MicroSD Card, 16GB or higher, Class 10 or better, with Raspbian w/Desktop(preferably full version)

 

First, we will need to set up the development environment for the Raspberry Pi. While the Pi comes with Thonny, Thonny is vastly inferior to Visual Studio Code, which has a powerful PyLance extension.

 

 

You will need to go to VScode>Marketplace, search Python, and install the extension from Microsoft.

 

 

You will also need Remote - SSH, also from Microsoft.

 

Once this is done, connect to your Raspberry Pi! Make sure it's connected to your network + has SSH enabled(adafruit has a great guide on this Overview | Raspberry Pi Zero Headless Quick Start | Adafruit Learning System)

After connecting, enter your Pi's password(default username is pi, password raspberry).

 

Open a folder, in the location you would like. I have used /home/pi/Documents/ as the location for my python files.

 

Here's the GH: Hugoyhu/Raspberry-Pi-Point-and-Shoot-Camera: Python scripts for the Point and Shoot Camera, v2 (github.com)

Please copy all 4 files into VScode(sorry!)

Make sure to use pip to install PyQt5, a library for GUI development, that I used:

 

run this in the terminal

 

pip3 install PyQt5

 

Once that is done, run Main, and give it a try!

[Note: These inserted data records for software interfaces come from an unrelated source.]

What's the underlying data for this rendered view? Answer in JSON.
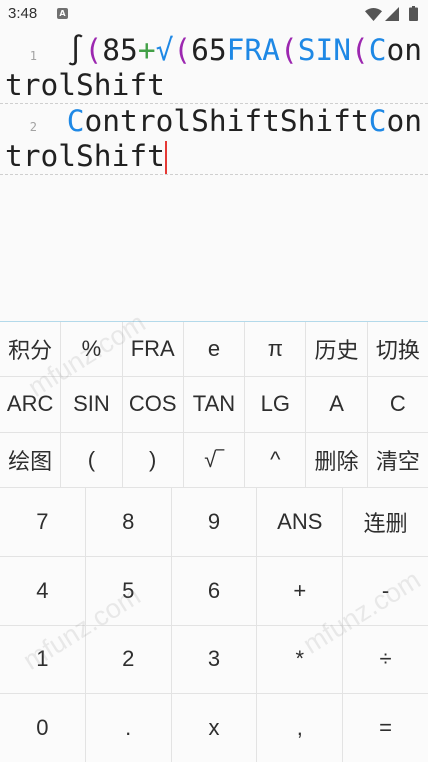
{
  "status_bar": {
    "time": "3:48",
    "notification_badge": "A",
    "icons": [
      "wifi-icon",
      "cellular-signal-icon",
      "battery-icon"
    ]
  },
  "editor": {
    "cursor_color": "#e53935",
    "lines": [
      {
        "number": "1",
        "has_cursor": false,
        "tokens": [
          {
            "text": "∫",
            "color": "#212121"
          },
          {
            "text": "(",
            "color": "#9c27b0"
          },
          {
            "text": "85",
            "color": "#212121"
          },
          {
            "text": "+",
            "color": "#43a047"
          },
          {
            "text": "√",
            "color": "#1e88e5"
          },
          {
            "text": "(",
            "color": "#9c27b0"
          },
          {
            "text": "65",
            "color": "#212121"
          },
          {
            "text": "FRA",
            "color": "#1e88e5"
          },
          {
            "text": "(",
            "color": "#9c27b0"
          },
          {
            "text": "SIN",
            "color": "#1e88e5"
          },
          {
            "text": "(",
            "color": "#9c27b0"
          },
          {
            "text": "C",
            "color": "#1e88e5"
          },
          {
            "text": "ontrolShift",
            "color": "#212121"
          }
        ]
      },
      {
        "number": "2",
        "has_cursor": true,
        "tokens": [
          {
            "text": "C",
            "color": "#1e88e5"
          },
          {
            "text": "ontrolShiftShift",
            "color": "#212121"
          },
          {
            "text": "C",
            "color": "#1e88e5"
          },
          {
            "text": "ontrolShift",
            "color": "#212121"
          }
        ]
      }
    ]
  },
  "keypad": {
    "function_keys": [
      [
        "积分",
        "%",
        "FRA",
        "e",
        "π",
        "历史",
        "切换"
      ],
      [
        "ARC",
        "SIN",
        "COS",
        "TAN",
        "LG",
        "A",
        "C"
      ],
      [
        "绘图",
        "(",
        ")",
        "√‾",
        "^",
        "删除",
        "清空"
      ]
    ],
    "number_keys": [
      [
        "7",
        "8",
        "9",
        "ANS",
        "连删"
      ],
      [
        "4",
        "5",
        "6",
        "+",
        "-"
      ],
      [
        "1",
        "2",
        "3",
        "*",
        "÷"
      ],
      [
        "0",
        ".",
        "x",
        ",",
        "="
      ]
    ]
  },
  "watermark": "mfunz.com"
}
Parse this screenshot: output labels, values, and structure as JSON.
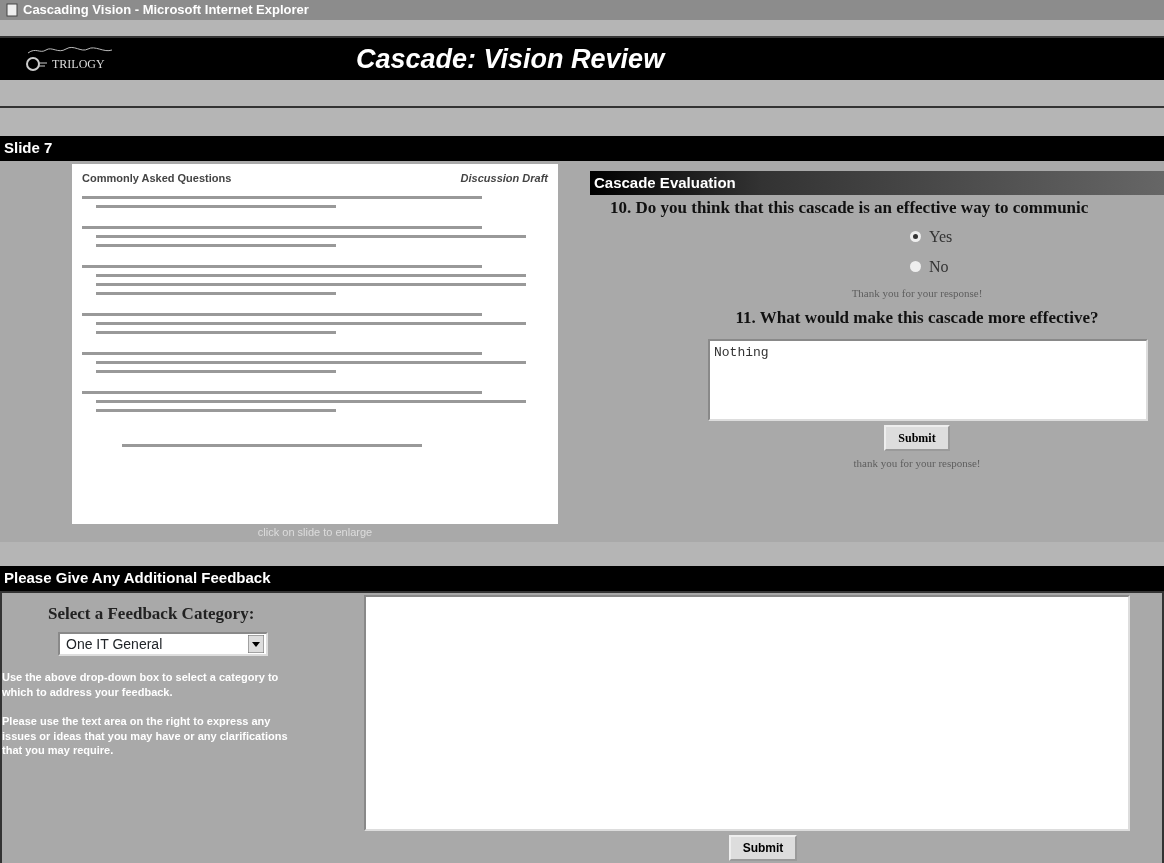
{
  "window": {
    "title": "Cascading Vision - Microsoft Internet Explorer"
  },
  "header": {
    "logo_text": "TRILOGY",
    "title": "Cascade: Vision Review"
  },
  "slide": {
    "heading": "Slide 7",
    "title": "Commonly Asked Questions",
    "tag": "Discussion Draft",
    "caption": "click on slide to enlarge"
  },
  "evaluation": {
    "heading": "Cascade Evaluation",
    "q10": {
      "text": "10. Do you think that this cascade is an effective way to communic",
      "note": "Thank you for your response!",
      "options": [
        {
          "label": "Yes",
          "selected": true
        },
        {
          "label": "No",
          "selected": false
        }
      ]
    },
    "q11": {
      "text": "11. What would make this cascade more effective?",
      "value": "Nothing",
      "button": "Submit",
      "note": "thank you for your response!"
    }
  },
  "feedback": {
    "heading": "Please Give Any Additional Feedback",
    "category_label": "Select a Feedback Category:",
    "category": "One IT General",
    "help": [
      "Use the above drop-down box to select a category to which to address your feedback.",
      "Please use the text area on the right to express any issues or ideas that you may have or any clarifications that you may require."
    ],
    "button": "Submit"
  }
}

Keep in mind: the app uses X11 forwarding, so you must either run directly on the pi, or VNC. You cannot forward X11(at least I haven't figured out how), over SSH(which is what ssh and VScode remote use)

 

Button 17 is to turn the preview on/off, 22 is to take an image, 23 is to take a .h264 video(press once to record, press it again to stop recording)

 

By default video is 480p and stills are 4056x3040(gotta take advantage of that extra resolution, ya know)

Like with the previous version, you'll need to increase graphics video RAM to at least 256MB. Go to sudo raspi-config -> performance options -> Video memory

 

I don't want to bore anyone with the specific details of how the code works, so I'll just give a quick overview of the structure. There are 4 python files: a main file, a file for the Camera controls, one for the window management(for image preview) and another one for the constants used in the files(such as file paths)

 

The camera control file has 3 buttons(gpiozero.Button) which creates a thread for each button with a callback assigned. The CameraController.py file has a class, CameraController that has several functions for taking images. There is an __init__ function which is an interface for the construction of a CameraController instance, and a few others such as for taking stills, videos, and turning preview on/off.

 

The CameraController is then imported into the ViewWidgets module. As CameraController is multithreaded, other than initial setup, the main thread doesn't do anything, and will require a resource exhaustive loop with sleep in order to prevent the main thread from exiting. However, the ViewWidgets module has a ViewWidgets class, which incorporates the PyQt5 library, one that is used for GUI creation. In order for the GUI to remain running, there must be a blocking function, (instance of QApplication).exec_(). However, this is troublesome as it pauses the thread that is being used. Thus, it is not feasible to have CameraController import ViewWidgets, rather, ViewWidgets importing CameraController.

 

After this is done, there is a callback from ViewWidgets that allows CameraController to "notify" ViewWidgets that a new image has been taken(so the image can be added to the list for previews)

 

The code is fully functional with my testing. However, I haven't been able to have it run from start, either with cron or rc.local. I'm not sure why, frankly.

 

Using a cardboard box, I made a larger, but more durable case. It also has room for batteries. Instead of using a Pi 0, I decided to use the Pi 4 Tariq sent me- it is just much faster. My touchscreen on the PiTFT was not working, and I do not want to transfer files/ reset configs to a new SD, so I am using VNC viewer in the video attached. Here is a demo of me using the Preview, image taking, and image gallery.

 

 

I am powering externally since my internal battery is 1A, ~4000mah, and my external is 25000mah @ 2.1A. I will be trying out openvino soon!